What to work on —
Report, as a single number, how many lines of the records contain the word "icon".

Supplied data —
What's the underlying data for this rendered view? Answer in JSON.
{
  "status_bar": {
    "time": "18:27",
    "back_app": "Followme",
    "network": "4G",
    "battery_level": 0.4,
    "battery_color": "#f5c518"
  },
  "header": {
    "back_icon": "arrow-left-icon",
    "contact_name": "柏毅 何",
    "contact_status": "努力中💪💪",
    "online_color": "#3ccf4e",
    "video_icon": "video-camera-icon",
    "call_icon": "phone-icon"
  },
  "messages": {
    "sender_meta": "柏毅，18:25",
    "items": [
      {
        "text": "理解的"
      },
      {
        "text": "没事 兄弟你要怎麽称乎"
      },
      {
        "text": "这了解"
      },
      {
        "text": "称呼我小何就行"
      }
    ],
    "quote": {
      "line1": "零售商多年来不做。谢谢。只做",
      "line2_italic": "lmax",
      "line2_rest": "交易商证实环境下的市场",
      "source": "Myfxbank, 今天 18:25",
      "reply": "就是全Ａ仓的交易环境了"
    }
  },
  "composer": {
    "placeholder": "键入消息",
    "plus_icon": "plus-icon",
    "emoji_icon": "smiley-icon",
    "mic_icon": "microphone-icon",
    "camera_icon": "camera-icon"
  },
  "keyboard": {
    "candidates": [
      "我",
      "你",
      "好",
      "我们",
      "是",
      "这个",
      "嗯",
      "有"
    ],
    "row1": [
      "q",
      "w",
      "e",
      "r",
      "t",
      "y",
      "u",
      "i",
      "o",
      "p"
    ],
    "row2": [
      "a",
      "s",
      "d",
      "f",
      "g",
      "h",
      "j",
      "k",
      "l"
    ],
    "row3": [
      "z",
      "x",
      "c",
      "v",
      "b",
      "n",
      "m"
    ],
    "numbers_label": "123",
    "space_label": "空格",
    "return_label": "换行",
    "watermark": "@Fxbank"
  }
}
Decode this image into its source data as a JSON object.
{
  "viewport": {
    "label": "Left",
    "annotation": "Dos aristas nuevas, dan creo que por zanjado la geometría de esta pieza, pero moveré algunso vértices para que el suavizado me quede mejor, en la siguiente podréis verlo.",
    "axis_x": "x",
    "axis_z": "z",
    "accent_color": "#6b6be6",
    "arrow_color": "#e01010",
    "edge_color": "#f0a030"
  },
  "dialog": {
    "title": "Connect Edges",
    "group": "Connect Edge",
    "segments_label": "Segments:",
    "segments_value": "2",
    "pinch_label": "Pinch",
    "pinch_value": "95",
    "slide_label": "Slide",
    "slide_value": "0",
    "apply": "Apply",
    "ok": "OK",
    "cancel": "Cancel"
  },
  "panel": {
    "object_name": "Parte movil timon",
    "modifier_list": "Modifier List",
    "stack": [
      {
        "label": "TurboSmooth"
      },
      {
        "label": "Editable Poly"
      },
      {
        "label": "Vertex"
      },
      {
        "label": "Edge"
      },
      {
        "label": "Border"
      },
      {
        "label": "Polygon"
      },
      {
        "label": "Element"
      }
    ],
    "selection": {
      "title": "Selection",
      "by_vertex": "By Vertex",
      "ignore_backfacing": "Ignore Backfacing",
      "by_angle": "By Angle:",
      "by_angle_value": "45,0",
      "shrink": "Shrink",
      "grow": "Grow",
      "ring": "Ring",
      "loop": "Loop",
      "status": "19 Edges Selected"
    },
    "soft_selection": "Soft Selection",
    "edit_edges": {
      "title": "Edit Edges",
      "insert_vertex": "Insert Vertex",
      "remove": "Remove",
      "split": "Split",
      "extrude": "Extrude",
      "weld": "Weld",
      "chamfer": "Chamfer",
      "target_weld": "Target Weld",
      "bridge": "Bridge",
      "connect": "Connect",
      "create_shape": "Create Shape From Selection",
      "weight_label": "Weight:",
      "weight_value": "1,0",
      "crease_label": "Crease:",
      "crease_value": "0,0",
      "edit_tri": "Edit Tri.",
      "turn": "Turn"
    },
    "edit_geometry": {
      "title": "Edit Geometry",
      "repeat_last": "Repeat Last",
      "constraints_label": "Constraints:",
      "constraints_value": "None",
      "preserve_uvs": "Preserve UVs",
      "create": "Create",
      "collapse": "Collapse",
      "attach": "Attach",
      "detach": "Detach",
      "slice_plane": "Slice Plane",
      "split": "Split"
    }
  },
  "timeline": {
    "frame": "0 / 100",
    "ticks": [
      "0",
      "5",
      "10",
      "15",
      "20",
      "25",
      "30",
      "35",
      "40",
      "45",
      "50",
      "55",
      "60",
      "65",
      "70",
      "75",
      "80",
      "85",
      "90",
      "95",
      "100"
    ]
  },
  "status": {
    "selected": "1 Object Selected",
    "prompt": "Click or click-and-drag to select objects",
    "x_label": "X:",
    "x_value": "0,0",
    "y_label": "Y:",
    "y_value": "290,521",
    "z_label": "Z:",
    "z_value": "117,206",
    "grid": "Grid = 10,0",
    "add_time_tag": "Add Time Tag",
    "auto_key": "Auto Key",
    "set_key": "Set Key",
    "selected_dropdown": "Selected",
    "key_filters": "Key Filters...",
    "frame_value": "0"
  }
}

Solution to the exercise —
7